So this all sounds great, but one of the biggest challenges is getting cross team collaboration and buy-in to ensure that the living style guide becomes an effective manner of generating consistent styles and fast paced development. For the engineering team, I presented to the Architecture Review Board (ARB) for the introduction of a new grid system in tandem with the style guide. At RtR, we use "ARBs" to screen changes to the way we work, such as using new libraries, or accepting new naming conventions. The ARB for the guide was accepted and the new grid and stylings are being used on Rent the Runway’s pages today. For the product and creative teams, I created Sketch and Photoshop templates of the elements and grid system for use by PMs and Designers, ensuring that the designs the engineering team receives can be built by the frameworks and components in the style guide. In theory, this combined toolkit means every design being passed from a UX designer to a front end engineer can be built by laying out React components from the style guide using the new grid system which in turn greatly reduces repetition of code and speeds up development times.

We will continue to advocate the use of this guide for cataloging, onboarding, and accessibility purposes. By centralizing our styles onto the same Sass codebase, we hope to ensure seamless translation of UX/UI designs into pages.

And one last thing: The new React Styleguide is publicly accessible right on renttherunway.com!

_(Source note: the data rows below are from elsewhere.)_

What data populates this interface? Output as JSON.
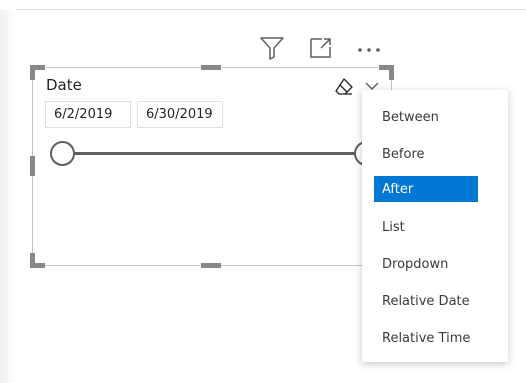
{
  "slicer": {
    "title": "Date",
    "start_date": "6/2/2019",
    "end_date": "6/30/2019",
    "icons": {
      "filter": "filter-icon",
      "focus": "focus-mode-icon",
      "more": "more-options-icon",
      "eraser": "eraser-icon",
      "chevron": "chevron-down-icon"
    }
  },
  "menu": {
    "items": [
      {
        "label": "Between"
      },
      {
        "label": "Before"
      },
      {
        "label": "After"
      },
      {
        "label": "List"
      },
      {
        "label": "Dropdown"
      },
      {
        "label": "Relative Date"
      },
      {
        "label": "Relative Time"
      }
    ],
    "selected_label": "After"
  },
  "colors": {
    "accent": "#0078d4",
    "frame": "#8a8886",
    "track": "#605e5c"
  }
}
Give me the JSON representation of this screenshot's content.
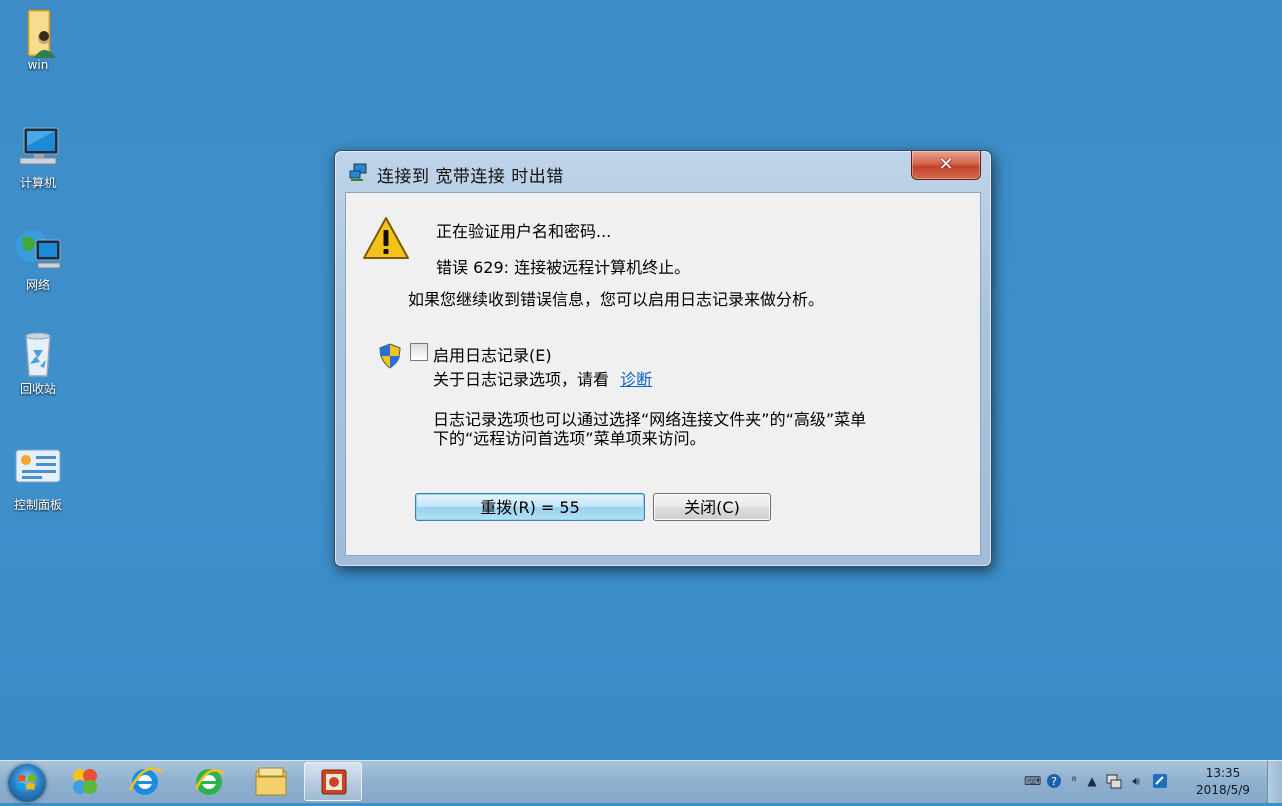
{
  "desktop": {
    "icons": [
      {
        "label": "win",
        "icon": "user-folder-icon"
      },
      {
        "label": "计算机",
        "icon": "computer-icon"
      },
      {
        "label": "网络",
        "icon": "network-icon"
      },
      {
        "label": "回收站",
        "icon": "recycle-bin-icon"
      },
      {
        "label": "控制面板",
        "icon": "control-panel-icon"
      }
    ]
  },
  "dialog": {
    "title": "连接到 宽带连接 时出错",
    "close_label": "✕",
    "status_line": "正在验证用户名和密码...",
    "error_line": "错误 629: 连接被远程计算机终止。",
    "advice_line": "如果您继续收到错误信息，您可以启用日志记录来做分析。",
    "logging_checkbox_label": "启用日志记录(E)",
    "logging_checked": false,
    "logging_info_prefix": "关于日志记录选项，请看",
    "diagnose_link": "诊断",
    "note_line1": "日志记录选项也可以通过选择“网络连接文件夹”的“高级”菜单",
    "note_line2": "下的“远程访问首选项”菜单项来访问。",
    "redial_button": "重拨(R) = 55",
    "close_button": "关闭(C)"
  },
  "taskbar": {
    "apps": [
      {
        "name": "media-app-icon"
      },
      {
        "name": "internet-explorer-icon"
      },
      {
        "name": "browser-icon"
      },
      {
        "name": "file-explorer-icon"
      },
      {
        "name": "presentation-app-icon",
        "active": true
      }
    ],
    "clock_time": "13:35",
    "clock_date": "2018/5/9"
  }
}
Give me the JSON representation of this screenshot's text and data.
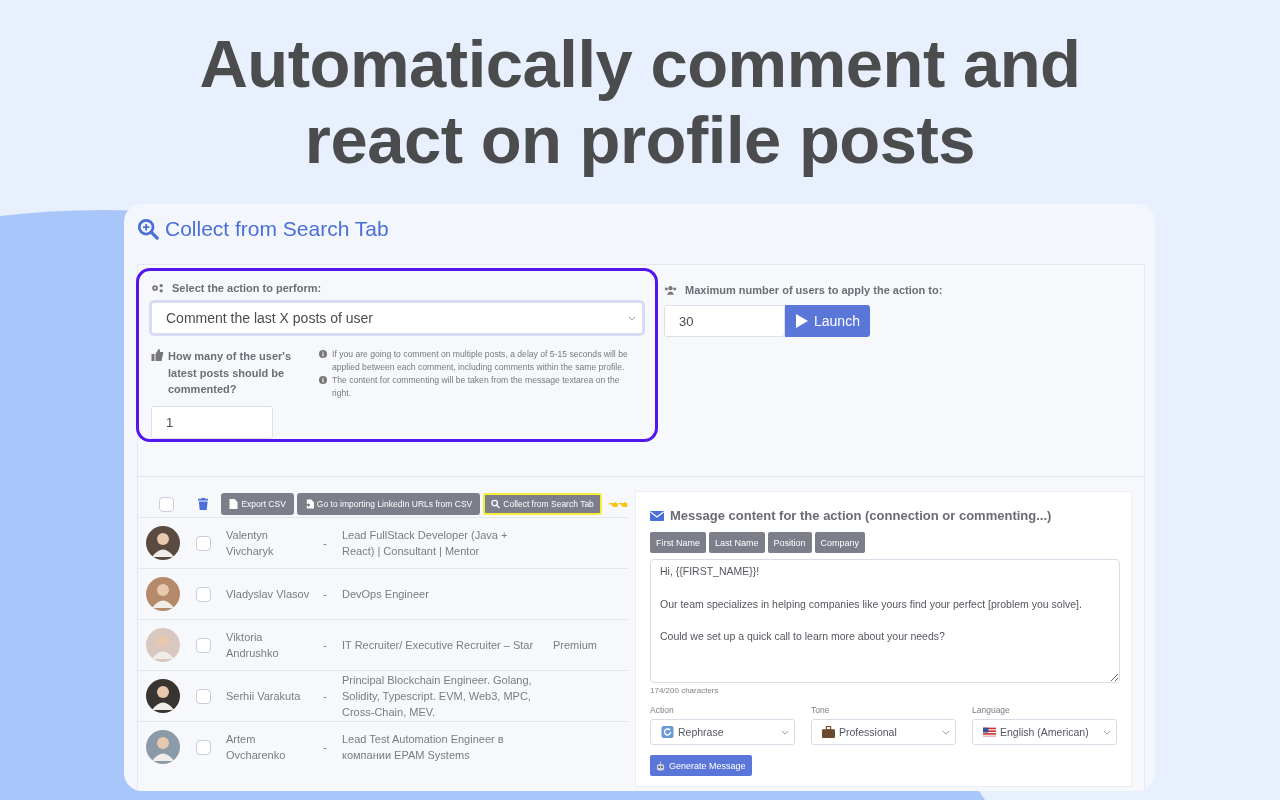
{
  "headline": "Automatically comment and react on profile posts",
  "panel": {
    "title": "Collect from Search Tab",
    "action_label": "Select the action to perform:",
    "action_select": {
      "value": "Comment the last X posts of user"
    },
    "posts_label": "How many of the user's latest posts should be commented?",
    "posts_input": {
      "value": "1"
    },
    "notes": [
      "If you are going to comment on multiple posts, a delay of 5-15 seconds will be applied between each comment, including comments within the same profile.",
      "The content for commenting will be taken from the message textarea on the right."
    ],
    "max_label": "Maximum number of users to apply the action to:",
    "max_input": {
      "value": "30"
    },
    "launch_button": "Launch"
  },
  "list": {
    "select_all": {
      "checked": false
    },
    "toolbar": [
      {
        "label": "Export CSV",
        "kind": "file",
        "highlighted": false
      },
      {
        "label": "Go to importing LinkedIn URLs from CSV",
        "kind": "import",
        "highlighted": false
      },
      {
        "label": "Collect from Search Tab",
        "kind": "search",
        "highlighted": true
      }
    ],
    "rows": [
      {
        "name": "Valentyn Vivcharyk",
        "separator": "-",
        "headline": "Lead FullStack Developer (Java + React) | Consultant | Mentor",
        "checked": false
      },
      {
        "name": "Vladyslav Vlasov",
        "separator": "-",
        "headline": "DevOps Engineer",
        "checked": false
      },
      {
        "name": "Viktoria Andrushko",
        "separator": "-",
        "headline": "IT Recruiter/ Executive Recruiter – Star",
        "badge": "Premium",
        "checked": false
      },
      {
        "name": "Serhii Varakuta",
        "separator": "-",
        "headline": "Principal Blockchain Engineer. Golang, Solidity, Typescript. EVM, Web3, MPC, Cross-Chain, MEV.",
        "checked": false
      },
      {
        "name": "Artem Ovcharenko",
        "separator": "-",
        "headline": "Lead Test Automation Engineer в компании EPAM Systems",
        "checked": false
      }
    ]
  },
  "message": {
    "title": "Message content for the action (connection or commenting...)",
    "variables": [
      "First Name",
      "Last Name",
      "Position",
      "Company"
    ],
    "text": "Hi, {{FIRST_NAME}}!\n\nOur team specializes in helping companies like yours find your perfect [problem you solve].\n\nCould we set up a quick call to learn more about your needs?",
    "counter": "174/200 characters",
    "options": [
      {
        "label": "Action",
        "value": "Rephrase",
        "kind": "refresh"
      },
      {
        "label": "Tone",
        "value": "Professional",
        "kind": "briefcase"
      },
      {
        "label": "Language",
        "value": "English (American)",
        "kind": "flag"
      }
    ],
    "generate_button": "Generate Message"
  }
}
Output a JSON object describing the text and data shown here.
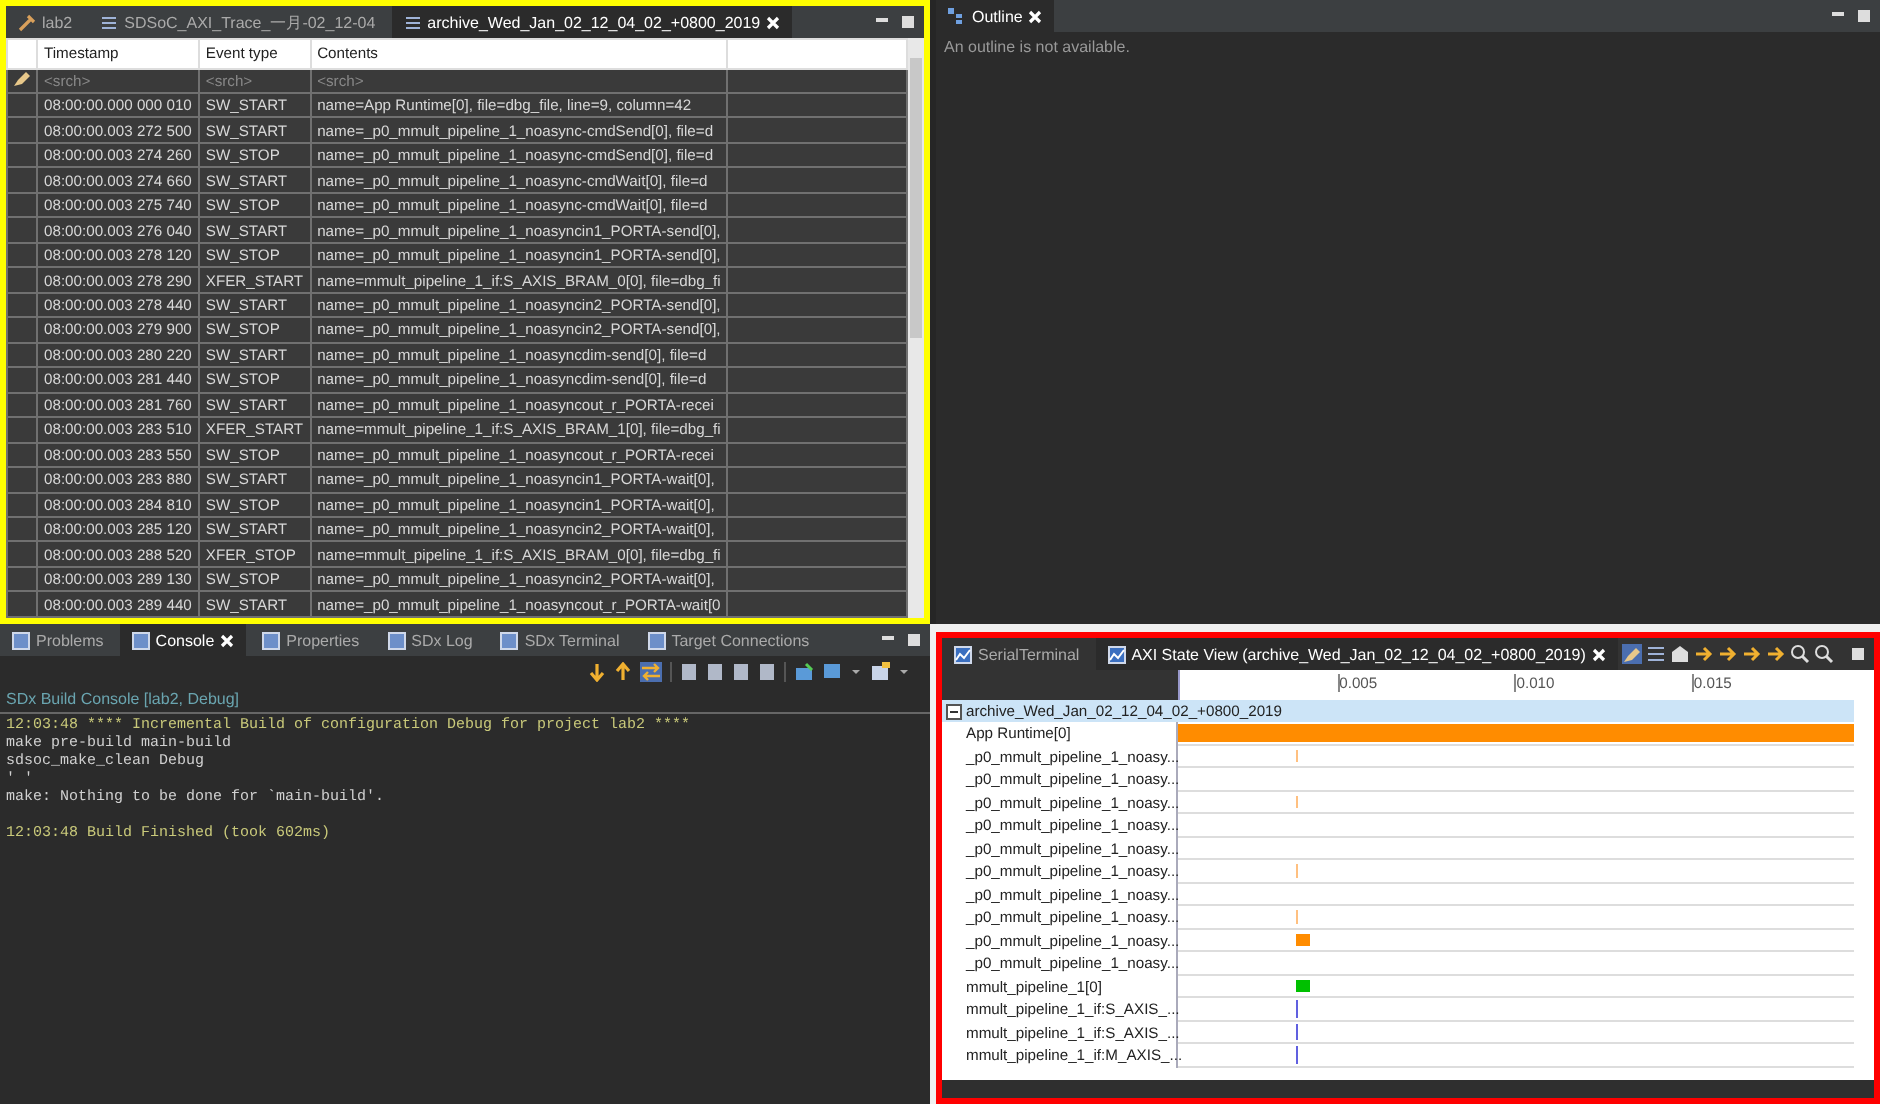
{
  "editor": {
    "tabs": [
      {
        "label": "lab2",
        "kind": "project",
        "selected": false,
        "closable": false
      },
      {
        "label": "SDSoC_AXI_Trace_一月-02_12-04",
        "kind": "trace",
        "selected": false,
        "closable": false
      },
      {
        "label": "archive_Wed_Jan_02_12_04_02_+0800_2019",
        "kind": "trace",
        "selected": true,
        "closable": true
      }
    ],
    "table": {
      "columns": [
        "Timestamp",
        "Event type",
        "Contents"
      ],
      "filters": [
        {
          "placeholder": "<srch>"
        },
        {
          "placeholder": "<srch>"
        },
        {
          "placeholder": "<srch>"
        }
      ],
      "rows": [
        {
          "time": "08:00:00.000 000 010",
          "event": "SW_START",
          "contents": "name=App Runtime[0], file=dbg_file, line=9, column=42"
        },
        {
          "time": "08:00:00.003 272 500",
          "event": "SW_START",
          "contents": "name=_p0_mmult_pipeline_1_noasync-cmdSend[0], file=d"
        },
        {
          "time": "08:00:00.003 274 260",
          "event": "SW_STOP",
          "contents": "name=_p0_mmult_pipeline_1_noasync-cmdSend[0], file=d"
        },
        {
          "time": "08:00:00.003 274 660",
          "event": "SW_START",
          "contents": "name=_p0_mmult_pipeline_1_noasync-cmdWait[0], file=d"
        },
        {
          "time": "08:00:00.003 275 740",
          "event": "SW_STOP",
          "contents": "name=_p0_mmult_pipeline_1_noasync-cmdWait[0], file=d"
        },
        {
          "time": "08:00:00.003 276 040",
          "event": "SW_START",
          "contents": "name=_p0_mmult_pipeline_1_noasyncin1_PORTA-send[0],"
        },
        {
          "time": "08:00:00.003 278 120",
          "event": "SW_STOP",
          "contents": "name=_p0_mmult_pipeline_1_noasyncin1_PORTA-send[0],"
        },
        {
          "time": "08:00:00.003 278 290",
          "event": "XFER_START",
          "contents": "name=mmult_pipeline_1_if:S_AXIS_BRAM_0[0], file=dbg_fi"
        },
        {
          "time": "08:00:00.003 278 440",
          "event": "SW_START",
          "contents": "name=_p0_mmult_pipeline_1_noasyncin2_PORTA-send[0],"
        },
        {
          "time": "08:00:00.003 279 900",
          "event": "SW_STOP",
          "contents": "name=_p0_mmult_pipeline_1_noasyncin2_PORTA-send[0],"
        },
        {
          "time": "08:00:00.003 280 220",
          "event": "SW_START",
          "contents": "name=_p0_mmult_pipeline_1_noasyncdim-send[0], file=d"
        },
        {
          "time": "08:00:00.003 281 440",
          "event": "SW_STOP",
          "contents": "name=_p0_mmult_pipeline_1_noasyncdim-send[0], file=d"
        },
        {
          "time": "08:00:00.003 281 760",
          "event": "SW_START",
          "contents": "name=_p0_mmult_pipeline_1_noasyncout_r_PORTA-recei"
        },
        {
          "time": "08:00:00.003 283 510",
          "event": "XFER_START",
          "contents": "name=mmult_pipeline_1_if:S_AXIS_BRAM_1[0], file=dbg_fi"
        },
        {
          "time": "08:00:00.003 283 550",
          "event": "SW_STOP",
          "contents": "name=_p0_mmult_pipeline_1_noasyncout_r_PORTA-recei"
        },
        {
          "time": "08:00:00.003 283 880",
          "event": "SW_START",
          "contents": "name=_p0_mmult_pipeline_1_noasyncin1_PORTA-wait[0],"
        },
        {
          "time": "08:00:00.003 284 810",
          "event": "SW_STOP",
          "contents": "name=_p0_mmult_pipeline_1_noasyncin1_PORTA-wait[0],"
        },
        {
          "time": "08:00:00.003 285 120",
          "event": "SW_START",
          "contents": "name=_p0_mmult_pipeline_1_noasyncin2_PORTA-wait[0],"
        },
        {
          "time": "08:00:00.003 288 520",
          "event": "XFER_STOP",
          "contents": "name=mmult_pipeline_1_if:S_AXIS_BRAM_0[0], file=dbg_fi"
        },
        {
          "time": "08:00:00.003 289 130",
          "event": "SW_STOP",
          "contents": "name=_p0_mmult_pipeline_1_noasyncin2_PORTA-wait[0],"
        },
        {
          "time": "08:00:00.003 289 440",
          "event": "SW_START",
          "contents": "name=_p0_mmult_pipeline_1_noasyncout_r_PORTA-wait[0"
        }
      ]
    }
  },
  "outline": {
    "tab": {
      "label": "Outline",
      "selected": true
    },
    "message": "An outline is not available."
  },
  "console_panel": {
    "tabs": [
      {
        "label": "Problems",
        "selected": false,
        "closable": false
      },
      {
        "label": "Console",
        "selected": true,
        "closable": true
      },
      {
        "label": "Properties",
        "selected": false,
        "closable": false
      },
      {
        "label": "SDx Log",
        "selected": false,
        "closable": false
      },
      {
        "label": "SDx Terminal",
        "selected": false,
        "closable": false
      },
      {
        "label": "Target Connections",
        "selected": false,
        "closable": false
      }
    ],
    "title": "SDx Build Console [lab2, Debug]",
    "lines": [
      {
        "text": "12:03:48 **** Incremental Build of configuration Debug for project lab2 ****",
        "kind": "status"
      },
      {
        "text": "make pre-build main-build",
        "kind": "output"
      },
      {
        "text": "sdsoc_make_clean Debug",
        "kind": "output"
      },
      {
        "text": "' '",
        "kind": "output"
      },
      {
        "text": "make: Nothing to be done for `main-build'.",
        "kind": "output"
      },
      {
        "kind": "blank"
      },
      {
        "text": "12:03:48 Build Finished (took 602ms)",
        "kind": "status"
      }
    ]
  },
  "state_view": {
    "tabs": [
      {
        "label": "SerialTerminal",
        "selected": false,
        "closable": false
      },
      {
        "label": "AXI State View (archive_Wed_Jan_02_12_04_02_+0800_2019)",
        "selected": true,
        "closable": true
      }
    ],
    "ticks": [
      "0.005",
      "0.010",
      "0.015"
    ],
    "tree": {
      "label": "archive_Wed_Jan_02_12_04_02_+0800_2019",
      "expanded": true,
      "children": [
        {
          "label": "App Runtime[0]",
          "kind": "bar",
          "color": "#ff8c00"
        },
        {
          "label": "_p0_mmult_pipeline_1_noasy...",
          "kind": "tick",
          "color": "#ffc080"
        },
        {
          "label": "_p0_mmult_pipeline_1_noasy...",
          "kind": "empty"
        },
        {
          "label": "_p0_mmult_pipeline_1_noasy...",
          "kind": "tick",
          "color": "#ffc080"
        },
        {
          "label": "_p0_mmult_pipeline_1_noasy...",
          "kind": "empty"
        },
        {
          "label": "_p0_mmult_pipeline_1_noasy...",
          "kind": "empty"
        },
        {
          "label": "_p0_mmult_pipeline_1_noasy...",
          "kind": "tick",
          "color": "#ffc080"
        },
        {
          "label": "_p0_mmult_pipeline_1_noasy...",
          "kind": "empty"
        },
        {
          "label": "_p0_mmult_pipeline_1_noasy...",
          "kind": "tick",
          "color": "#ffc080"
        },
        {
          "label": "_p0_mmult_pipeline_1_noasy...",
          "kind": "block",
          "color": "#ff8c00"
        },
        {
          "label": "_p0_mmult_pipeline_1_noasy...",
          "kind": "empty"
        },
        {
          "label": "mmult_pipeline_1[0]",
          "kind": "block",
          "color": "#00c000"
        },
        {
          "label": "mmult_pipeline_1_if:S_AXIS_...",
          "kind": "line",
          "color": "#6060e0"
        },
        {
          "label": "mmult_pipeline_1_if:S_AXIS_...",
          "kind": "line",
          "color": "#6060e0"
        },
        {
          "label": "mmult_pipeline_1_if:M_AXIS_...",
          "kind": "line",
          "color": "#6060e0"
        }
      ]
    }
  }
}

Tech Stack

Lately, RTR's engineering team has been doing a lot of recruiting and when we do anything we like to iterate, iterate, iterate to improve our process. We recently realized that candidates could benefit from a clear, concise picture of our tech stack. So here is that clear (always-work-in-progress) picture!

An image for sharing!

Some things to note:

  1. The groups of boxes correspond with typical engineering roles/responsibilities at RTR.
  2. Developers often think of "full stack" as JavaScript/HTML/CSS UI code on the client side plus Ruby (or Python or PHP or Node) on the server side. In our case, our use of Ruby is a bit atypical. We don't touch the database with Ruby. It's just a thin layer for templating/routing/sessions between JavaScript in the browser and Java REST services on the back end. In terms of engineering roles, Ruby tends to fall on the "frontend" side for us vs. our Java "backend".
  3. Additionally, we don't use Rails. Rather we have a home-grown setup built on Sinatra that we affectionately call Ruby on Rocks. :)
  4. We build a lot of stuff. Our main website, our retail point-of-sales system, the software that runs our fulfillment center, our iOS app, internal tools for customer service. They pretty much all fall into one of the two columns (JS or iOS) shown here.
  5. We have lots of Java services powering all this. Something like 43 Dropwizard microservices at last count. (Pricing, Reservations, Commerce, Membership, Referrals, Recos, Reviews...)
  6. We have some other odds and ends. Some Scala for instance. Some Redis. This picture shows our most common, widely vetted technologies.

And one last important thing: we're hiring!!!